The ALJ's findings on the amount of claimant's pain necessarily involved a question of credibility. An ALJ's assessment should be given great weight. Kirk v. Secretary of Health and Human Services, 667 F.2d 524 (6th Cir.) cert. denied 461 U.S. 957, 103 S.Ct. 2428, 77 L.Ed.2d 1315 (1981). Further, a claimant's self-serving statements may be disregarded to the extent they are unsupported by objective findings. Maounis v. Heckler, 738 F.2d 1032 (9th Cir. 1984). Inconsistencies in Nyman's testimony supported a decision by the ALJ that Nyman lacked credibility.
Nyman argued that the ALJ's decision did not comport with the rulings in Rhodes v. Schweiker, 660 F.2d 722, 723 (9th Cir. 1981), and Day v. Weinberger, 522 F.2d 1154, 1156 (9th Cir. 1975), because the ALJ rejected the expert opinion of an examining psychologist without stating his reasons for doing so. As noted by the court in Day v. Weinberger, 522 F.2d at 1156, n. 2, however, the holding in that case addressed a situation in which there were two uncontroverted medical opinions, and not "the more common situation wherein an examiner must choose between conflicting medical opinion."

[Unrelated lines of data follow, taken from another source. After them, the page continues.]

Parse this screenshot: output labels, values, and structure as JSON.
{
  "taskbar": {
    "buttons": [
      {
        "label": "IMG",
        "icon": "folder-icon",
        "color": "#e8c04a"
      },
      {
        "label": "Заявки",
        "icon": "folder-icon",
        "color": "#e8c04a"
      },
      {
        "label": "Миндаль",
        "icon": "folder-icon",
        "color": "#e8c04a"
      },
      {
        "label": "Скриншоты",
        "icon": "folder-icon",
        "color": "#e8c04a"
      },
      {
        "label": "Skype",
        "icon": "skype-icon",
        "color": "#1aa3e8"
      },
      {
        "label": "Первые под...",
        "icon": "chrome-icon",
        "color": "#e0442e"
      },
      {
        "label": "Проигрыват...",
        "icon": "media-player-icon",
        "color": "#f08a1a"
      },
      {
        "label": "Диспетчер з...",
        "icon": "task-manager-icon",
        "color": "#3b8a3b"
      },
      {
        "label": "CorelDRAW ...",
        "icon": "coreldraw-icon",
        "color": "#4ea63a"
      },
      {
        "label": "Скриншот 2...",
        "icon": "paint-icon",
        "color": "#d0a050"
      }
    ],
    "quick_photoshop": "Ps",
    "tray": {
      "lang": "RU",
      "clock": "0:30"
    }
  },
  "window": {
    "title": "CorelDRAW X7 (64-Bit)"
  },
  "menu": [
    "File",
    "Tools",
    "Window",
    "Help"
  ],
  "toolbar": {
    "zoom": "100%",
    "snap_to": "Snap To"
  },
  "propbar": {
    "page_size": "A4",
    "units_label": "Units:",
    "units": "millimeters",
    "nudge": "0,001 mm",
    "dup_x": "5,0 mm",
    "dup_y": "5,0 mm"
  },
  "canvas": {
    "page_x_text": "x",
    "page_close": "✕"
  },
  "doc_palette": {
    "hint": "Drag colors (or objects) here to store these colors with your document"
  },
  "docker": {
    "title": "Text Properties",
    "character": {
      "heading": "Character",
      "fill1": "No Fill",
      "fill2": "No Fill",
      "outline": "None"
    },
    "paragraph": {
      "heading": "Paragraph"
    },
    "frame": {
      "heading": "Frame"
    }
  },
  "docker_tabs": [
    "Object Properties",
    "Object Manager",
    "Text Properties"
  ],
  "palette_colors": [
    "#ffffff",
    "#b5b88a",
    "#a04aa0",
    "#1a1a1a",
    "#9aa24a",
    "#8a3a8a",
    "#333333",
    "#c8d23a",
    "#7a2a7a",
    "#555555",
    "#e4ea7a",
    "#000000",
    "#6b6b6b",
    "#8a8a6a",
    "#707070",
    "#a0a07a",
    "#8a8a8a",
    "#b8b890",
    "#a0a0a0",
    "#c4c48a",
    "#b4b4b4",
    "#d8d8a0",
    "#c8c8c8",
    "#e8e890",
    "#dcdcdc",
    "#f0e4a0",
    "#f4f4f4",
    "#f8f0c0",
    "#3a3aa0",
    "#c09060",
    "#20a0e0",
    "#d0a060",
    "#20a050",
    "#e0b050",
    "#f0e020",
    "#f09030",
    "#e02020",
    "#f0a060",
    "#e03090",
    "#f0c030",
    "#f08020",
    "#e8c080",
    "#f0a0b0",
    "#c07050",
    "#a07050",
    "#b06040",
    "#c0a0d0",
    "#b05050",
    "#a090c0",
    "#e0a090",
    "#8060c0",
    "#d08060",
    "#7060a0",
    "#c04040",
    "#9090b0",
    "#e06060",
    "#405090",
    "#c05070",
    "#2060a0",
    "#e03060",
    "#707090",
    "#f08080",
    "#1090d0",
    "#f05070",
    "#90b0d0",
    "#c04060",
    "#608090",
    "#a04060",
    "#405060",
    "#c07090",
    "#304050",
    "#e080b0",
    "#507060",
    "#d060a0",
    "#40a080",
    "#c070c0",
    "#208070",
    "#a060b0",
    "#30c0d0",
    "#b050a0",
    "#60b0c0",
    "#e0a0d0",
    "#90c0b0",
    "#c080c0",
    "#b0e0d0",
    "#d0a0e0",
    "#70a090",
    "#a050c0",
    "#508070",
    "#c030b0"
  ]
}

The psychologist's report in this case was not uncontradicted. No other doctor concurred in his evaluation of Nyman's limitations, although other doctors did comment on his mental impairments as they related to his physical condition. The report also conflicted with the testimony of the vocational expert. Conclusory opinions by medical experts regarding the ultimate question of disability are not binding on the ALJ. 20 C.F.R. Section 416.927. The ALJ in this case was not obliged to explicitly detail his reasons for rejecting the psychologist's opinion.
There was substantial evidence in the record to support the ALJ's determination that Nyman exaggerated the severity of the pain he experienced. The evidence also supports the finding that Nyman can perform both his past relevant work and other jobs.
The district court's order affirming the ALJ's determination that Nyman is not eligible for disability benefits is AFFIRMED.